WORK INSTRUCTIONS: Copy out, from the data below, each line in which the word "cards" occurs.

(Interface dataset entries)
....................
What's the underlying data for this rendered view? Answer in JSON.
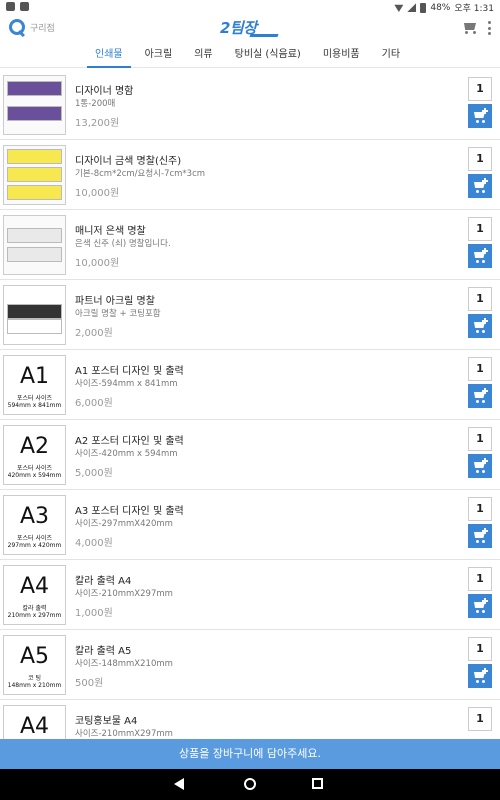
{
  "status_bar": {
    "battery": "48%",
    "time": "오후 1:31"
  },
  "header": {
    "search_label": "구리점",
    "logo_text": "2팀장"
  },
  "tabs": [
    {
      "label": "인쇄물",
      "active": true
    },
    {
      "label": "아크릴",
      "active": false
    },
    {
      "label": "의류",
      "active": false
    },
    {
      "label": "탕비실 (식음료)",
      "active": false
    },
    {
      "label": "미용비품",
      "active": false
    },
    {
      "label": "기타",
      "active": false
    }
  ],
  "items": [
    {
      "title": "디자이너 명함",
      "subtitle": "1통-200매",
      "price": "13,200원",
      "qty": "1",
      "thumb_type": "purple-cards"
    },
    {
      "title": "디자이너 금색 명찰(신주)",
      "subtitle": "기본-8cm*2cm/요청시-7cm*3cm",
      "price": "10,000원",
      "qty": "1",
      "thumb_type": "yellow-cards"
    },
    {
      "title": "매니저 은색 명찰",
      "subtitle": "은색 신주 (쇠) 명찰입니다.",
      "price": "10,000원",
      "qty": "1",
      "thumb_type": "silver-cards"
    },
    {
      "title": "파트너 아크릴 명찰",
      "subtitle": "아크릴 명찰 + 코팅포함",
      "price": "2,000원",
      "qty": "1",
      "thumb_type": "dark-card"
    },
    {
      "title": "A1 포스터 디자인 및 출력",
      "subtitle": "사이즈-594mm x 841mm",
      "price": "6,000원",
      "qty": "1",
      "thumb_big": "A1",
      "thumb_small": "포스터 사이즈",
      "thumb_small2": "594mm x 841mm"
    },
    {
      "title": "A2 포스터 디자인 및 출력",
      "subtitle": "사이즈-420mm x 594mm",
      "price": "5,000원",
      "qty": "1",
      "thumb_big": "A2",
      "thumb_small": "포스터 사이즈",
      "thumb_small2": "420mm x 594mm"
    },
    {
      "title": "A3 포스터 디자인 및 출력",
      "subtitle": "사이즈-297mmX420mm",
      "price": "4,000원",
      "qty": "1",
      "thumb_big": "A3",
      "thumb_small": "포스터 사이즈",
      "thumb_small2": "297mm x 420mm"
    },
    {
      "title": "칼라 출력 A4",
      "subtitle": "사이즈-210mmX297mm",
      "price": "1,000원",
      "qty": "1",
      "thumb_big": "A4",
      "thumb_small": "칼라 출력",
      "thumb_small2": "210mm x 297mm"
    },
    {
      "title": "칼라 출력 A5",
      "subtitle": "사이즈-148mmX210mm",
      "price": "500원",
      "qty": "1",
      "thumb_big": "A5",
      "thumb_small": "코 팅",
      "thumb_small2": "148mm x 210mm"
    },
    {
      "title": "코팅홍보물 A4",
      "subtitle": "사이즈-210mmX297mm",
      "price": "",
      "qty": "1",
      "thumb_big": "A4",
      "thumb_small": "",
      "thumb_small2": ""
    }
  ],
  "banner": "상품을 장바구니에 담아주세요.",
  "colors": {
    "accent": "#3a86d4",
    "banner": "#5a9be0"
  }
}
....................
RESULT OF THIS EXERCISE:
      "thumb_type": "purple-cards"
      "thumb_type": "yellow-cards"
      "thumb_type": "silver-cards"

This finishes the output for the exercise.